PMIO 2017; 4(03): e82-e88
DOI: 10.1055/s-0043-119759
Original Papers
Georg Thieme Verlag KG Stuttgart · New York

Nanoemulsion Improves Antinociceptive Activity of HP1, a Benzopyran from Hypericum polyanthemum

Gabriela Meirelles
1  Pharmaceutical Sciences Postgraduate Program, Federal University of Rio Grande do Sul, Porto Alegre, Brazil
,
Henrique Bridi
1  Pharmaceutical Sciences Postgraduate Program, Federal University of Rio Grande do Sul, Porto Alegre, Brazil
,
Eveline Dischkaln Stolz
1  Pharmaceutical Sciences Postgraduate Program, Federal University of Rio Grande do Sul, Porto Alegre, Brazil
,
Helder Ferreira Teixeira
1  Pharmaceutical Sciences Postgraduate Program, Federal University of Rio Grande do Sul, Porto Alegre, Brazil
,
Gilsane Lino von Poser
1  Pharmaceutical Sciences Postgraduate Program, Federal University of Rio Grande do Sul, Porto Alegre, Brazil
,
Stela Maris Kuze Rates
1  Pharmaceutical Sciences Postgraduate Program, Federal University of Rio Grande do Sul, Porto Alegre, Brazil
› Author Affiliations
Further Information

Publication History

received 10 April 2017
revised 31 July 2017

accepted 04 September 2017

Publication Date:
09 October 2017 (online)

Abstract

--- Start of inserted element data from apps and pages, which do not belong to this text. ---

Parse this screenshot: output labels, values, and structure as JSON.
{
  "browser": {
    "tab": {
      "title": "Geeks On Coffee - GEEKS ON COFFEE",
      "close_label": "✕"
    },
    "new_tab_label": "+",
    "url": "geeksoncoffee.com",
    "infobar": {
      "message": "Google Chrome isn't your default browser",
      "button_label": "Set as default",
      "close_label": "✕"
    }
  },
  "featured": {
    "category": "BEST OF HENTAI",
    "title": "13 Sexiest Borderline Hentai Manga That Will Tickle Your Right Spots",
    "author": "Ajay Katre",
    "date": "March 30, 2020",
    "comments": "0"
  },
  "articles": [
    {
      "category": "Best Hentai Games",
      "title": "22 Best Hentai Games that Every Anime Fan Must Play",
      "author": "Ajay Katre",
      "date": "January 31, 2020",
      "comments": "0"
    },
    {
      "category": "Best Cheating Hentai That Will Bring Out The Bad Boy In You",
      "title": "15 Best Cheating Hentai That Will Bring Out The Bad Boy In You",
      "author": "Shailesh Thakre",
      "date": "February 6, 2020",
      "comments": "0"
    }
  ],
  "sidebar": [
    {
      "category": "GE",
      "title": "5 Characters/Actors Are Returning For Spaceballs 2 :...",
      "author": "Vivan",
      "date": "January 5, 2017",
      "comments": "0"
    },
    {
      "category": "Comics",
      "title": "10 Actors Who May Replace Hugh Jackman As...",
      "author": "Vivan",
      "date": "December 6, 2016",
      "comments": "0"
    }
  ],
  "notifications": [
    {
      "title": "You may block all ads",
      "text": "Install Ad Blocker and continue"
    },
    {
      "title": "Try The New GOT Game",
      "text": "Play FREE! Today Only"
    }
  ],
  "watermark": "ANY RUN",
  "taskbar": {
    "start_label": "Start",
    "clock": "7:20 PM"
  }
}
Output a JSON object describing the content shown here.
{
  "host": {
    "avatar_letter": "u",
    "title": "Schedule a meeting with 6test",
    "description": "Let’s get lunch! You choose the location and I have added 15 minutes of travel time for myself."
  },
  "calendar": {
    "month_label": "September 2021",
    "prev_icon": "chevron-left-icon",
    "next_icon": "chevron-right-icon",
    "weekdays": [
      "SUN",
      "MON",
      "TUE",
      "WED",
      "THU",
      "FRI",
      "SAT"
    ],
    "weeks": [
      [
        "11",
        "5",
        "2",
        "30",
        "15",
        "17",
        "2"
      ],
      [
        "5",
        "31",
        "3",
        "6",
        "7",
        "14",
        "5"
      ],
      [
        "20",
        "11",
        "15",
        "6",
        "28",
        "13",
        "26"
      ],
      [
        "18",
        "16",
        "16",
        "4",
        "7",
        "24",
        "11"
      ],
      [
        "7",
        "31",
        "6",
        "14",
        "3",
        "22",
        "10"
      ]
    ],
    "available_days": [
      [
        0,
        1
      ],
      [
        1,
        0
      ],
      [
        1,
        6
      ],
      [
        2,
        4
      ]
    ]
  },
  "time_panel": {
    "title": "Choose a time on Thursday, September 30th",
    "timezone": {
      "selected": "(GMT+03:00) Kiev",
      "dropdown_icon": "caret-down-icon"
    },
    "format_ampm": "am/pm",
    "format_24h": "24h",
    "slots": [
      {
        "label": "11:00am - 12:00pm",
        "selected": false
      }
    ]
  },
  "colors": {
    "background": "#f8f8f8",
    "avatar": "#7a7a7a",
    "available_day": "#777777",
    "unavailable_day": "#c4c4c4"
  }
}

The impact of nanoemulsification on the antinociceptive effect of benzopyran HP1 in a mice hot plate test was investigated. For comparison, the same experiments were performed with HP1-free form. The durability of the antinociceptive effect was analyzed at 60, 120 and 180 min. The results revealed that HP1 was successfully incorporated into a nanoemulsion system, given its high solubility in the oil phase. Regarding the pharmacological effect, HP1 (15, 30, 45, and 60 mg/kg, p.o.), both forms, displayed the pattern of a bell-shaped dose-response curve. HP1-loaded nanoemulsion displayed the maximal antinociceptive effect at a lower dose than the HP1-free form. The highest effect of the free compound was observed at 45 mg/kg, while the HP1-loaded nanoemulsion displayed the same effect at 30 mg/kg. These results suggest that the observed effect might be attributable to an increase in solubility and, thus, the enhancement of compound absorption. Regarding the durability of the antinociceptive effect, the outcomes demonstrated that the HP1-free form lost its antinociceptive effect at 120 min, while the HP1-loaded nanoemulsion kept its effect until 180 min. These findings corroborate literature data, where studies have demonstrated absorption enhancement when a compound was loaded in a nanoemulsion system.

Supporting Information